Concern About Their Family’s Perception

The survey also asked if the business travelers worry about their families thinking they would rather travel for work than handle their day-to-day homelife responsibilities. More than one-fifth (21 percent) said that they are worried about it, broken down to 22 percent in the Americas, 17 percent of Europeans and 23 percent of Asia Pacific respondents. Millennials were the most concerned demographic group in the three regions, although in the Asia Pacific, Gen X respondents showed equal concern.

“Even though the same research reveals that business travelers feel that positives outweigh negatives at work [92 percent] and at home [82 percent], when traveling for business, companies need to be aware of the concerns that business travelers face, and help to address them head-on,” said Catherine Maguire-Vielle, CWT’s executive vice president and chief human resources officer. “Relationships are a fundamental part of a person’s well-being, and companies have the obligation to ensure their employees’ travels are not jeopardizing them at home or in the office.”

Effect on Co-Workers

The survey also showed that nearly one-quarter of business travelers feel guilty that their colleagues must pick up the slack in their absence. Twenty-five percent of the Asia-Pacific travelers said they feel guilty about it, compared with 24 percent of Europeans and 16 percent of those in the Americas. Overall, Gen X travelers were most concerned, followed by baby boomers and millennials.

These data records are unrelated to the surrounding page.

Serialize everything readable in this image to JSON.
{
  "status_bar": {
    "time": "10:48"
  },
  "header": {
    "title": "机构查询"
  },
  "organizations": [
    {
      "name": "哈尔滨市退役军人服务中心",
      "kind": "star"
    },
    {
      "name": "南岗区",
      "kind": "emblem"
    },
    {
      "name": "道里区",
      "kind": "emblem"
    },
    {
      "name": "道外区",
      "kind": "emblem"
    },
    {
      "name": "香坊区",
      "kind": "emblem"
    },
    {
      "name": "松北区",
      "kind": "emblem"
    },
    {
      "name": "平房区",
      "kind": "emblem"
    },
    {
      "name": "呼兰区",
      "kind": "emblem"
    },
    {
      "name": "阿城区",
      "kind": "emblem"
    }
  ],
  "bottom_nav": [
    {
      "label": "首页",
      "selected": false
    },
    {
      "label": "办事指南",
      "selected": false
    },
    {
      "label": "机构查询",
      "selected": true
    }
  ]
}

Slightly fewer business travelers (13 percent) in the Americas than their European and Asia Pacific  counterparts (both 14 percent) said they are concerned about staying in touch with people in their main office. In each geographical group, millennials ranked as the most concerned.

More than one-fifth (21 percent) of respondents reported that they stress over spending too much time with co-workers or clients on the road. Generational differences were seen in the three regions, with the most stressed groups being baby boomers in the Americas, Gen X and baby boomers in Europe, and millennials in Asia Pacific.

Survey responses were collected from more than 2,700 business travelers in the Americas, Europe and Asia Pacific who traveled four or more times in the previous 12 months. Respondents in the Americas hailed from Argentina, Brazil, Canada, Mexico and the United States; those in Europe were from Belgium, France, Germany, Italy, the Netherlands, Spain, Sweden and the United Kingdom; and those in Asia Pacific were from Australia, China, India, Japan and Singapore.